• **About this task**:
What lines in the data hold the string "value"? Show them.

• **Entries shown**:

Start of Block

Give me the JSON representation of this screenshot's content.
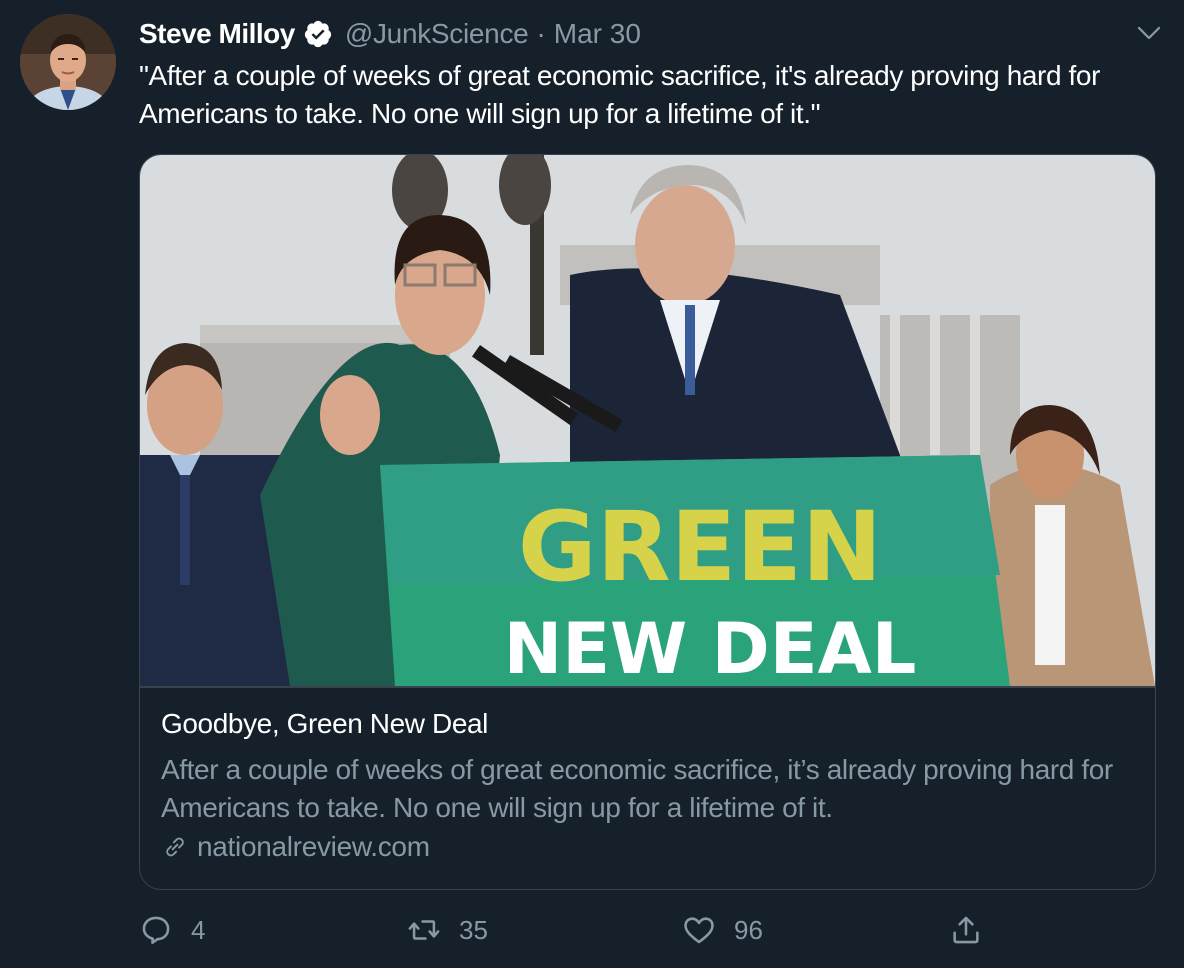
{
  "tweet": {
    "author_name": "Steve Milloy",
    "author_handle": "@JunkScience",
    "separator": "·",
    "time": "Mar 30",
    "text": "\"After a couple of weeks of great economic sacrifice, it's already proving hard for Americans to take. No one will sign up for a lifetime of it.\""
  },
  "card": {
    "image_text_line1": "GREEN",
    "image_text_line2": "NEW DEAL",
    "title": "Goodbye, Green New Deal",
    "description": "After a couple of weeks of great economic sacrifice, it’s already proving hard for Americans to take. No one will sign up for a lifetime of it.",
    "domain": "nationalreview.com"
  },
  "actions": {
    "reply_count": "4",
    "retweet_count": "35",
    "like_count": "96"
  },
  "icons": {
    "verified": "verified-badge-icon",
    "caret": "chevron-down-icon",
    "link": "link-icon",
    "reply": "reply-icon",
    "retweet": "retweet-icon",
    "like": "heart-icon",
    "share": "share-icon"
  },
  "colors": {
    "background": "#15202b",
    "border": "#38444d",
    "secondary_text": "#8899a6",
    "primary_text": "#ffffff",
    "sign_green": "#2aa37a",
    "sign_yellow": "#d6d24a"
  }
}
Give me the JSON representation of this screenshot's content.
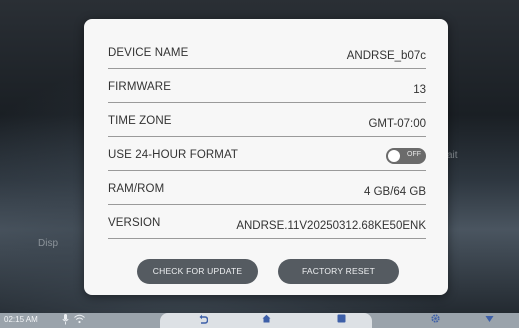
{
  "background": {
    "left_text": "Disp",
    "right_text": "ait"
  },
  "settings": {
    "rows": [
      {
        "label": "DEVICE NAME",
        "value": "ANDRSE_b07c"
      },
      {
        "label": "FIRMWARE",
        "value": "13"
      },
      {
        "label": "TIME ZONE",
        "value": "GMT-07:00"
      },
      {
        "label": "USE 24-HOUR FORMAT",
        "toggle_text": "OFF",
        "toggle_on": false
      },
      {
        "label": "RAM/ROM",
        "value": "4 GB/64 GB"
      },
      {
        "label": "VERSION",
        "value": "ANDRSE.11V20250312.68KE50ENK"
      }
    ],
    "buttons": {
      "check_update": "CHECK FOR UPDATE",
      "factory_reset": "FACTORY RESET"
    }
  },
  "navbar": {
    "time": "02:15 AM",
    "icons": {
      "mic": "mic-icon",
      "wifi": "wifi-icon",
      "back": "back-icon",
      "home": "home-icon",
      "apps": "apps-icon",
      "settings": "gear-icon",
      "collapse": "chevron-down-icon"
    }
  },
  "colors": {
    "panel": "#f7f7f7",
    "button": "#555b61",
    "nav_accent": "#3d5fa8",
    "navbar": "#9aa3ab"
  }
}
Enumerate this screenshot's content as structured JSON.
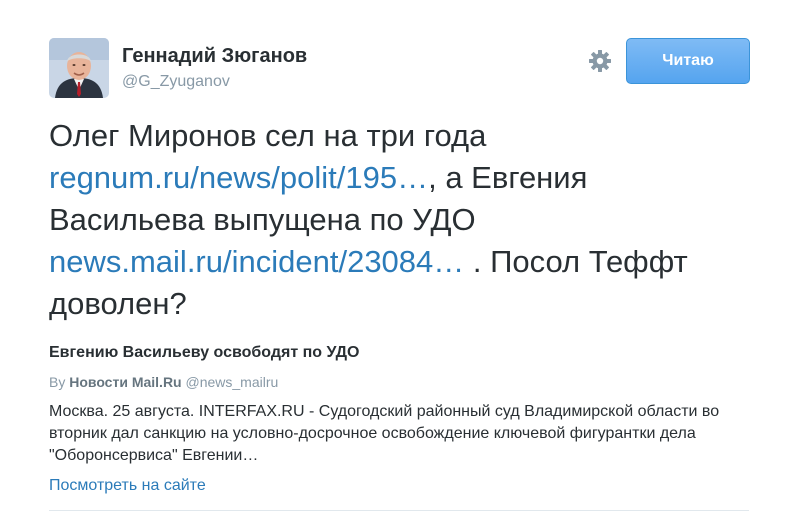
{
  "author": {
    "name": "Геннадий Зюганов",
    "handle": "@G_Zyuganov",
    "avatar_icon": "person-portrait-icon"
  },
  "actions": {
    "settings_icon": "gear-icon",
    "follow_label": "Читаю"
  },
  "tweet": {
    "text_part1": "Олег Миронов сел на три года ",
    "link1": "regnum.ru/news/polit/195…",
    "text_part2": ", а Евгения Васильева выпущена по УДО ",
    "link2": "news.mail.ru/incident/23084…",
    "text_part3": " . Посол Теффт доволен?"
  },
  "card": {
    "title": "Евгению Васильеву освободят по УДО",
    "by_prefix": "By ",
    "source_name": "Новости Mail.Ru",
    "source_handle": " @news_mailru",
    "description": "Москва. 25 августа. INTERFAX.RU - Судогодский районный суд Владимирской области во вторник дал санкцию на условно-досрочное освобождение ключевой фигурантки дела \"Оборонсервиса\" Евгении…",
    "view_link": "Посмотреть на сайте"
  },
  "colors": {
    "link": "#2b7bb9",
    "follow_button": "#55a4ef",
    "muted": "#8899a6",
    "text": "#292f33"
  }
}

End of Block

• **Problem solution**:
        "value": "ANDRSE_b07c"
        "value": "13"
        "value": "GMT-07:00"
        "value": "4 GB/64 GB"
        "value": "ANDRSE.11V20250312.68KE50ENK"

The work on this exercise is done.